Galleries - Live Reviews - Reviews - Visual

Irish Tour: Sleaford Mods


In the latest installment of Irish Tour, Jonny Currie and photographers Dee McEvoy and Aidan Kelly Murphy capture the return of Sleaford Mods to Dublin and Belfast.

Mandela Hall, Belfast
Photos by Dee McEvoy

Behold, hear the voice of one calling: prepare ye the way of the Mods. The prophecy of Divide and Brexit has been fulfilled. The importance of securing entry to key markets clogs up our newsfeeds. Meanwhile two blokes called Jason and Andrew have signed a record deal with Rough Trade this year that should project their hard-worn, under-heard music to the wider audience it deserves, without compromise.

Sleaford Mods were recently proclaimed by Iggy Pop as “Undoubtedly, absolutely, definitely the world’s greatest rock & roll band.“ Verily I say unto you, tonight is another opportunity for any Belfast doubters to taste and see that the Sleaford Mods are indeed good.


The band has moved up from the Black Box of 2015’s show to the even bigger black box of the Mandela Hall tonight. The stage set-up remains the same: two milk crates and a microphone (and a laptop). There is the addition of new material tonight, with songs from their first Rough Trade EP T.C.R. being showcased.
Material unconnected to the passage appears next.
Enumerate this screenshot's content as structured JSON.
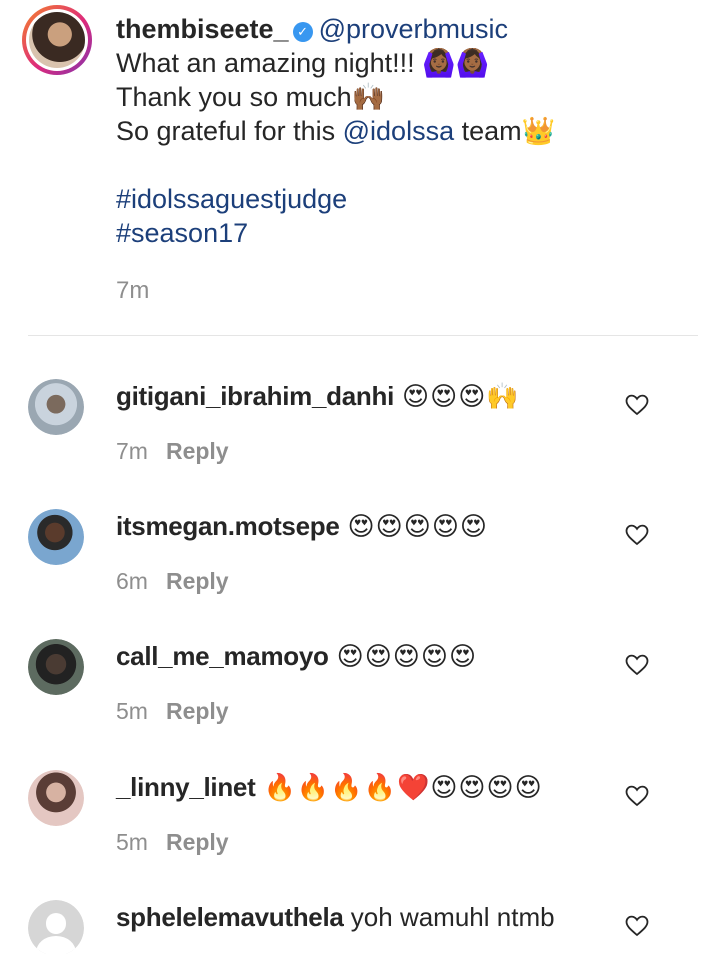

Andrew Fearn’s minimal musical template remains unchanged but the new tracks contain a bit of extra studio sheen.

The Mandela Hall can be an unforgiving venue for bands moving up through the gears of a set due to its size and often transient, chatty crowds but the Mods attract enough of a cult following that the audience are captured from the first song. Jason Williamson prowls the stage with an array of moves and shapes that range from the end of the pier to the Rolling Stones, via a trip to the zoo. He spits lyrics with the venom of a pre-Country Life Johnny Rotten and (at times) the robotic intensity of an angry dalek with a social conscience.

Ever contemptuous of hipster taste-makers, (“if you like music that much, fucking listen to it.”) the actual political elite (“Boris on a bike, quick, knock the cunt over) and fully aware that “the ark carries the rich,” Williamson’s words are more than just cheap shots at easy targets. New track ‘I Can Tell’ gives a voice to the state citizen-turned-customer with so little left to lose that they can only hope “everything gets pulled apart and pushed.


gets pulled apart and bust gets pulled apart.” In 2016 there’s probably no sharper lyrical advocate for the lives of those who “squirm in bank transfers,” forced to move in ways they didn’t invent.

Another new song laments that “we’re going down like BHS, while the able-bodied vultures monitor and pick at us.” with a particularly British sadness. This sort of critical self-reflection is ignored and undocumented by our swashbuckling, brexiteering tabloid culture at a time when it seems needed more than ever.

The combination of ‘Jobseeker,’ ‘Tied up in Nottz’ and ‘Tweet Tweet Tweet’ makes for a crowd-pleasing encore. Incendiary as these three and other older songs still are in terms of content and delivery tonight, they feel like real-life snapshots in time that Sleaford Mods are keen to acknowledge and move on from. This is a group with too much still to say.  Jonny Currie

Vicar Street, Dublin
Photos by Aidan Kelly Murphy


is the editor of The Thin Air. Talk to him about Philip Glass and/or follow him on Twitter @brianconey.